§ **Task instructions**
A verbatim reproduction of the following listing is required; omit the pictures.
_____
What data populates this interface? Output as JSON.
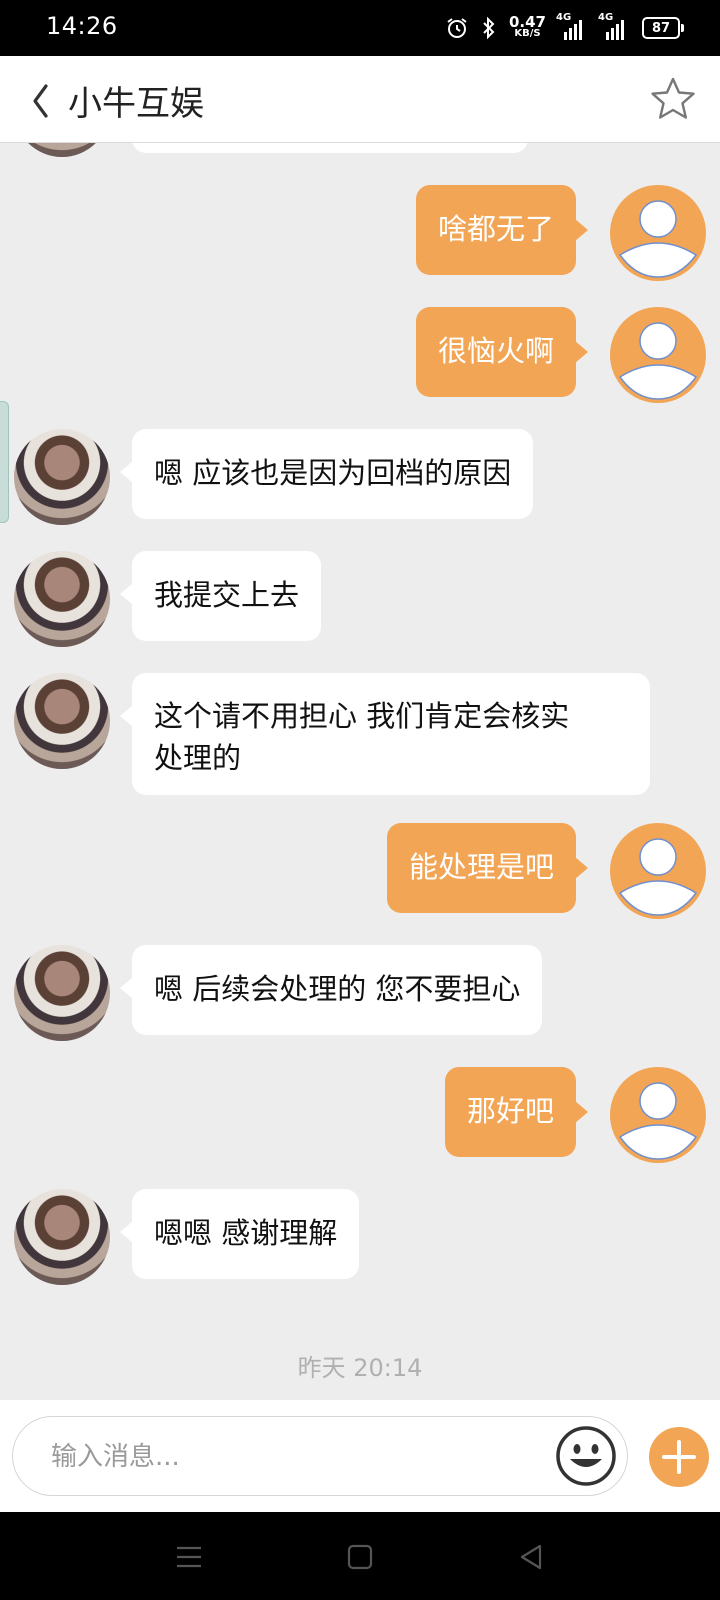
{
  "status_bar": {
    "time": "14:26",
    "speed_value": "0.47",
    "speed_unit": "KB/S",
    "net1": "4G",
    "net2": "4G",
    "battery": "87"
  },
  "header": {
    "title": "小牛互娱",
    "back_icon": "chevron-left-icon",
    "star_icon": "star-outline-icon"
  },
  "messages": [
    {
      "side": "out",
      "text": "啥都无了"
    },
    {
      "side": "out",
      "text": "很恼火啊"
    },
    {
      "side": "in",
      "text": "嗯  应该也是因为回档的原因"
    },
    {
      "side": "in",
      "text": "我提交上去"
    },
    {
      "side": "in",
      "text": "这个请不用担心  我们肯定会核实",
      "text2": "处理的"
    },
    {
      "side": "out",
      "text": "能处理是吧"
    },
    {
      "side": "in",
      "text": "嗯   后续会处理的  您不要担心"
    },
    {
      "side": "out",
      "text": "那好吧"
    },
    {
      "side": "in",
      "text": "嗯嗯 感谢理解"
    }
  ],
  "timestamp": "昨天 20:14",
  "input": {
    "placeholder": "输入消息...",
    "value": ""
  },
  "colors": {
    "accent": "#f2a555",
    "background": "#ededed"
  }
}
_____
§ **Answer to this exercise**
What data populates this interface? Output as JSON.
{
  "status_bar": {
    "time": "14:26",
    "speed_value": "0.47",
    "speed_unit": "KB/S",
    "net1": "4G",
    "net2": "4G",
    "battery": "87"
  },
  "header": {
    "title": "小牛互娱",
    "back_icon": "chevron-left-icon",
    "star_icon": "star-outline-icon"
  },
  "messages": [
    {
      "side": "out",
      "text": "啥都无了"
    },
    {
      "side": "out",
      "text": "很恼火啊"
    },
    {
      "side": "in",
      "text": "嗯  应该也是因为回档的原因"
    },
    {
      "side": "in",
      "text": "我提交上去"
    },
    {
      "side": "in",
      "text": "这个请不用担心  我们肯定会核实",
      "text2": "处理的"
    },
    {
      "side": "out",
      "text": "能处理是吧"
    },
    {
      "side": "in",
      "text": "嗯   后续会处理的  您不要担心"
    },
    {
      "side": "out",
      "text": "那好吧"
    },
    {
      "side": "in",
      "text": "嗯嗯 感谢理解"
    }
  ],
  "timestamp": "昨天 20:14",
  "input": {
    "placeholder": "输入消息...",
    "value": ""
  },
  "colors": {
    "accent": "#f2a555",
    "background": "#ededed"
  }
}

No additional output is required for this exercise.